Well over 50 years have passed since most Commonwealth countries became independent. In that time, countless colonial laws have been repealed and replaced. In many cases, entirely new constitutions are now in force. If a law has survived so long, it is because successive governments have kept it that way. In fact, colonial “sodomy laws” are still in place in 36 out of 53 Commonwealth nations.

So, by blaming itself for the survival of a colonial-era law, Britain is infantilising her former colonies.

Finally, Kenyans’ views on homosexuality do not stem from the statute books. Few people even know that this particular law even exists. Their contempt for homosexuality comes from intuition. A Bible verse or two and the “un-African” mantra may be bandied about, but most people say it is just wrong. They see no need to give reasons because they assume it should be obvious to any level-headed person.

One could say that this is an attitude that needs to be re-examined because it is unreasoned. I agree. But this will reframe the debate as an examination of the rational nature of homosexual activity, which is far from what Theresa May wants. What’s more, I also think there is merit in human intuition. Though inarticulate, it gives voice to conscience and, in many cases, unadulterated common sense.

Sound and rational arguments can be marshalled to support opposition to homosexual activities. But it is not the purpose of this article to lay them down. Neither do I support the retention of the oppressive laws at the centre of this conversation. In fact, I have argued before in MercatorNet for their repeal on the grounds of respect for human dignity.

The point I make is that, by shifting the blame for anti-gay laws upon itself, Britain is just virtue-signalling and posturing on the world stage as a champion of LGBT rights. Its apology has little to do with a genuine desire for a “fairer, more sustainable, more secure and more prosperous” future for Commonwealth countries.

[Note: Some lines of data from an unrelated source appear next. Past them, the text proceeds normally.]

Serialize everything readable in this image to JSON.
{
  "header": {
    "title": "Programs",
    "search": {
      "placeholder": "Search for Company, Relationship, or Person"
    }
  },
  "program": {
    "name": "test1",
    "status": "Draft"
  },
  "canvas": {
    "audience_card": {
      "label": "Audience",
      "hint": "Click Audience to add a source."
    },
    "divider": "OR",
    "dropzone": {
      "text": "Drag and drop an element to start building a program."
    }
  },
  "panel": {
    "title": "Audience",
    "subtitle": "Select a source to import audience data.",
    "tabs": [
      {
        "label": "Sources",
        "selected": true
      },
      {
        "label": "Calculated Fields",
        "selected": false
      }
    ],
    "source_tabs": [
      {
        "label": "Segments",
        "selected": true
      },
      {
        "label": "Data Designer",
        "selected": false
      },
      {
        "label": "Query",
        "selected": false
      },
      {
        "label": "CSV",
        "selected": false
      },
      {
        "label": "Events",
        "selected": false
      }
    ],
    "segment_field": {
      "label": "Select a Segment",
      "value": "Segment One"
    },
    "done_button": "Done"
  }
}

Mathew Otieno writes from Nairobi, Kenya.

Mathew Otieno

Mathew Otieno writes from Kisumu, Kenya.